Trautman on The FTX Crypto Debacle

Lawrence J. Trautman (Prairie View A&M University – College of Business; Texas A&M University School of Law (By Courtesy)) has posted “The FTX Crypto Debacle: Largest Fraud Since Madoff?” on SSRN. Here is the abstract:

In her letter to Treasury Secretary Janet Yellen dated September 15, 2022, U.S. Senator Elizabeth Warren requests “the Treasury Department’s (Treasury’s) comprehensive review of the risks and opportunities presented by the proliferation of the digital asset market, which ‘will highlight the economic danger of cryptocurrencies in several key areas, including the fraud risks they pose for investors.” Senator Warren warns, “It is crucial that Treasury “create the analytical basis for very strong oversight of this sector of finance because cryptocurrency poses grave risks to investors and to the economy as a whole.”

Just weeks later, during November 2022 reports emerge that “In less than a week, the cryptocurrency billionaire Sam Bankman-Fried went from industry leader to industry villain, lost most of his fortune, saw his $32 billion company plunge into bankruptcy and became the target of investigations by the Securities and Exchange Commission and the Justice Department.” The demise of FTX and its’ many related crypto entities created contagion and collateral damage for other participants and investors in the cryptocurrency community. The U.S. bankruptcy proceedings of many FTX related entities, scattered across many jurisdictions worldwide, will likely take years to sort out.

Shortly after the Chapter 11 filing, post-bankruptcy FTX new CEO John J. Ray III characterizes the collapse of FTX as the result of “the absolute of concentration of control in the hands of a very small group of grossly inexperienced and unsophisticated individuals who failed to implement virtually any of the systems or controls that are necessary for a company that is entrusted with other people’s money.”

In just a few years Bitcoin and other cryptocurrencies have had a major societal impact, proving to be unique payment systems challenge for law enforcement, policy makers, and financial regulatory authorities worldwide. Rapid introduction and diffusion of technological changes, such as Bitcoin’s crypto foundation the blockchain, thus far continue to exceed the ability of law and regulation to keep pace. The story of FTX and potential consequences for investors and the global financial system is the subject of this paper.

This paper proceeds in thirteen parts. First, is a discussion of the history and growth of crypto currencies. Second, crypto and national security risks is examined. Third, the failure of FTX is introduced. Fourth, bankruptcy. Fifth, the collateral damage thus far to the crypto ecosystem is described. Sixth, the FTX demise is examined in terms of threshold questions that may help to understand what has transpired and how productive policy may be crafted for the future. Seventh, the role of the SEC is explored. Eighth, the CFTC is discussed. Ninth, crypto and the federal Reserve is addressed. Tenth, features the role of Congressional inquiries. Eleventh, explores regulatory implications. Twelfth, focuses on the failure of corporate governance. Thirteenth discusses prosecution and litigation.
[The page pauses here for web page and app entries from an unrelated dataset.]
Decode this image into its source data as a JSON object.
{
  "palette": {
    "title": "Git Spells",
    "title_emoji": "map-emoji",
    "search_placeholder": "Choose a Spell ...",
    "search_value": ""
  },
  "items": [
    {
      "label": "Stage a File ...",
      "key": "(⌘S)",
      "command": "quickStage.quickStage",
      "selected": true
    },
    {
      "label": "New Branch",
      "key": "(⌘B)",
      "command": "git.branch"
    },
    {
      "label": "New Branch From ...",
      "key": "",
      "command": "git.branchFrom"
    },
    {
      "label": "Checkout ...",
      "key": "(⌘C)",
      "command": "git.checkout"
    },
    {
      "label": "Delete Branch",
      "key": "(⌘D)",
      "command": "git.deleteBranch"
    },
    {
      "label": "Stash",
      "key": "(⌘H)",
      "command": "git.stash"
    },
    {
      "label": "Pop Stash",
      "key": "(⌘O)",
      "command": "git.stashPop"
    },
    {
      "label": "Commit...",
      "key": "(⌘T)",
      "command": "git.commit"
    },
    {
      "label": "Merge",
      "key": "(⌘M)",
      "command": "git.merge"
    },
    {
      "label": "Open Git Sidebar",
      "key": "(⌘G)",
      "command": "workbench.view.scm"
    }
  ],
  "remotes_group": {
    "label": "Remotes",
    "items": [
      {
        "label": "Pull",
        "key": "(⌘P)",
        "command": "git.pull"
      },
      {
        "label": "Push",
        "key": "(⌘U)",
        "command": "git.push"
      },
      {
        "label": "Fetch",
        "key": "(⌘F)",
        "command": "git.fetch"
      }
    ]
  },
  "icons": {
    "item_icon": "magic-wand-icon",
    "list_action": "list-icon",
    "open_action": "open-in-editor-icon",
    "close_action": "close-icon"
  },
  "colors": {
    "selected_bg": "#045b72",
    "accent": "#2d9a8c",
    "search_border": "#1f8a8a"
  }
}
And last, I conclude.

Aoyagi & Ito on Competing DAOs

Jun Aoyagi (HKUST) and Yuki Ito (U Cal, Berkeley) have posted “Competing DAOs” on SSRN. Here is the abstract:

A decentralized autonomous organization (DAO) is an entity with no central control and ownership. A group of users discuss, propose, and implement a new platform design with smart contracts on blockchain by taking control away from a centralized platformer. We develop a model of platform competition with the DAO governance structure and analyze how strategic complementarity affects the development of DAOs. Compared to traditional competition between centralized platformers, a DAO introduces an additional layer of competition played by users. Since users are multi-homing, they propose a new platform design by internalizing interactions between platforms and create additional values, which is reflected by the price of a governance token. A platformer can extract this value by issuing a token but must relinquish control of her platform, losing potential fee revenue. Analyzing this tradeoff, we show that centralized platformers tend to be DAOs when strategic complementarity is strong, while an intermediate degree of strategic complementarity leads to the coexistence of a DAO and a traditional centralized platform.